But I’m conflicted about option three. It feels like a smart move, the right way to finesse your way through a problem. The subconscious shouldn’t be overlooked, nor instinct, nor the need to “feel” a complete solution to a script problem rather than cobbling together something that might look okay but doesn’t feel right.
But I’m also worried that I’m kidding myself. That it’s actually the lazy option, the passive option, that I’m leaving too much to luck / fate / “inspiration” whereas in fact a more deliberate, left-brain, blood-from-forehead approach will yield better results over time.
Anyone got any thoughts on this that they want to share with me?
As a post script, my last post, about War Horse vs Tintin provoked some strident but, to me, still baffling, defence of the former film. One of its most ardent advocates was the British writer Stuart Hazeldine, and we had a bit of back and forth over it on Facebook. I concluded that even the greats make mis-steps, whereas his position was that you don’t get to ‘great’ by not knowing precisely what you’re doing all the time. He also kept referring to the director as Steven, which I found a little familiar, until I read this. So what do I know? Well done Stuart, you bastard.

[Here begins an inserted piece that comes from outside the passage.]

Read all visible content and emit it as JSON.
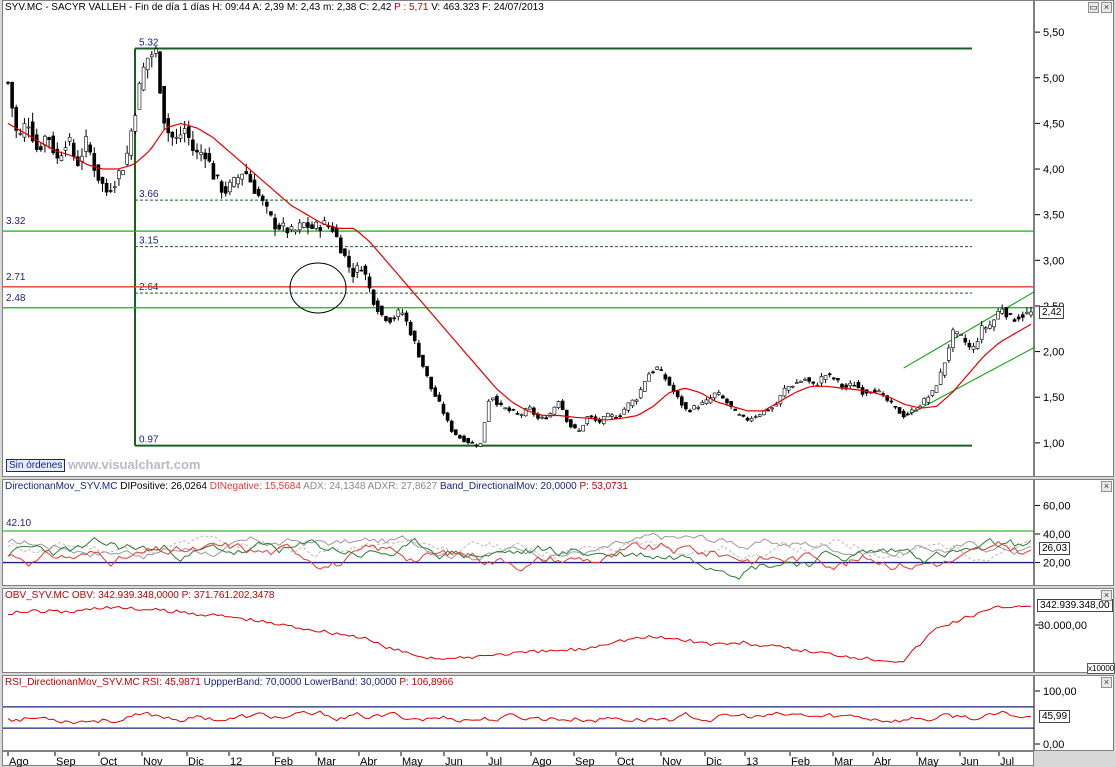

(Although a little part of me still thinks he’s only defending War Horse because he doesn’t want his future employer googling him and finding out he’s been slagging him off online. Although I also don’t think Spielberg spends too much time googling screenwriters, so there goes that theory. Incidentally, I once met Stuart and some other people for a drink, way back in the day, and he spent the entire evening scribbling into his notepad and not talking to anybody. So maybe he’s an option two guy. And that hasn’t worked out too badly for him.)